Records provided below:
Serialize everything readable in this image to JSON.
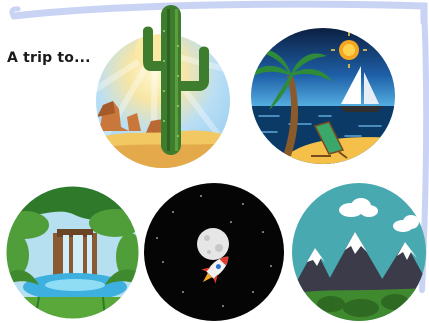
{
  "header": {
    "title": "A trip to..."
  },
  "colors": {
    "frame": "#c9d3f3",
    "desert_sky": "#8ec9ee",
    "ocean": "#0c3a66",
    "jungle_green": "#3f8a2e",
    "space": "#050505",
    "mountain_sky": "#48aab0"
  },
  "destinations": [
    {
      "id": "desert",
      "icon": "desert-cactus-scene"
    },
    {
      "id": "beach",
      "icon": "beach-palm-sailboat-scene"
    },
    {
      "id": "jungle",
      "icon": "jungle-waterfall-scene"
    },
    {
      "id": "space",
      "icon": "space-moon-rocket-scene"
    },
    {
      "id": "mountains",
      "icon": "snowy-mountains-scene"
    }
  ]
}
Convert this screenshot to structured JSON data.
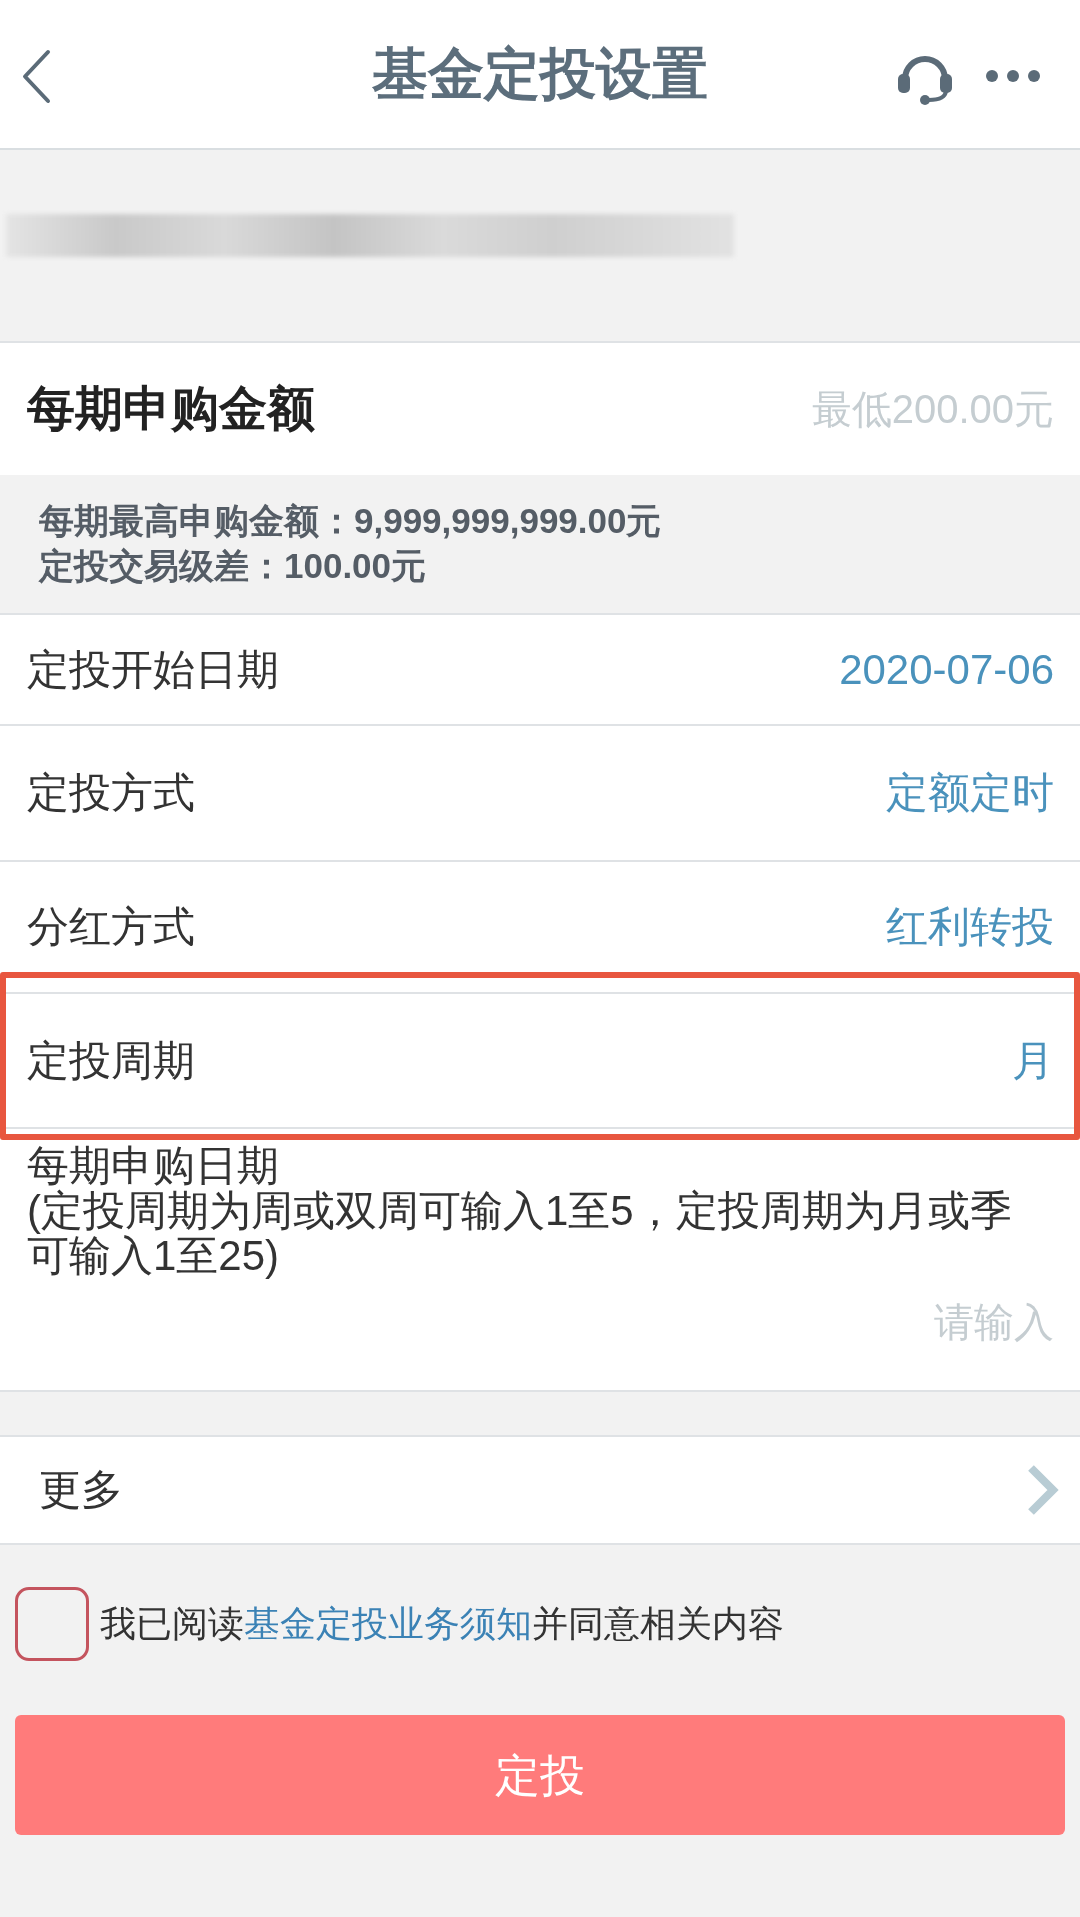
{
  "header": {
    "title": "基金定投设置"
  },
  "amount": {
    "label": "每期申购金额",
    "placeholder": "最低200.00元"
  },
  "limits": [
    "每期最高申购金额：9,999,999,999.00元",
    "定投交易级差：100.00元"
  ],
  "settings": [
    {
      "label": "定投开始日期",
      "value": "2020-07-06",
      "highlighted": false
    },
    {
      "label": "定投方式",
      "value": "定额定时",
      "highlighted": false
    },
    {
      "label": "分红方式",
      "value": "红利转投",
      "highlighted": false
    },
    {
      "label": "定投周期",
      "value": "月",
      "highlighted": true
    }
  ],
  "purchase_date": {
    "label": "每期申购日期",
    "hint": "(定投周期为周或双周可输入1至5，定投周期为月或季可输入1至25)",
    "placeholder": "请输入"
  },
  "more": {
    "label": "更多"
  },
  "agreement": {
    "checked": false,
    "text_before": "我已阅读",
    "link": "基金定投业务须知",
    "text_after": "并同意相关内容"
  },
  "submit_button": {
    "label": "定投"
  }
}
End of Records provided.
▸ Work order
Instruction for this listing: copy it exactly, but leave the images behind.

▸ Result of the exercise
Serialize everything readable in this image to JSON.
{
  "header": {
    "title": "A trip to..."
  },
  "colors": {
    "frame": "#c9d3f3",
    "desert_sky": "#8ec9ee",
    "ocean": "#0c3a66",
    "jungle_green": "#3f8a2e",
    "space": "#050505",
    "mountain_sky": "#48aab0"
  },
  "destinations": [
    {
      "id": "desert",
      "icon": "desert-cactus-scene"
    },
    {
      "id": "beach",
      "icon": "beach-palm-sailboat-scene"
    },
    {
      "id": "jungle",
      "icon": "jungle-waterfall-scene"
    },
    {
      "id": "space",
      "icon": "space-moon-rocket-scene"
    },
    {
      "id": "mountains",
      "icon": "snowy-mountains-scene"
    }
  ]
}
Convert this screenshot to structured JSON data.
{
  "header": {
    "title": "基金定投设置"
  },
  "amount": {
    "label": "每期申购金额",
    "placeholder": "最低200.00元"
  },
  "limits": [
    "每期最高申购金额：9,999,999,999.00元",
    "定投交易级差：100.00元"
  ],
  "settings": [
    {
      "label": "定投开始日期",
      "value": "2020-07-06",
      "highlighted": false
    },
    {
      "label": "定投方式",
      "value": "定额定时",
      "highlighted": false
    },
    {
      "label": "分红方式",
      "value": "红利转投",
      "highlighted": false
    },
    {
      "label": "定投周期",
      "value": "月",
      "highlighted": true
    }
  ],
  "purchase_date": {
    "label": "每期申购日期",
    "hint": "(定投周期为周或双周可输入1至5，定投周期为月或季可输入1至25)",
    "placeholder": "请输入"
  },
  "more": {
    "label": "更多"
  },
  "agreement": {
    "checked": false,
    "text_before": "我已阅读",
    "link": "基金定投业务须知",
    "text_after": "并同意相关内容"
  },
  "submit_button": {
    "label": "定投"
  }
}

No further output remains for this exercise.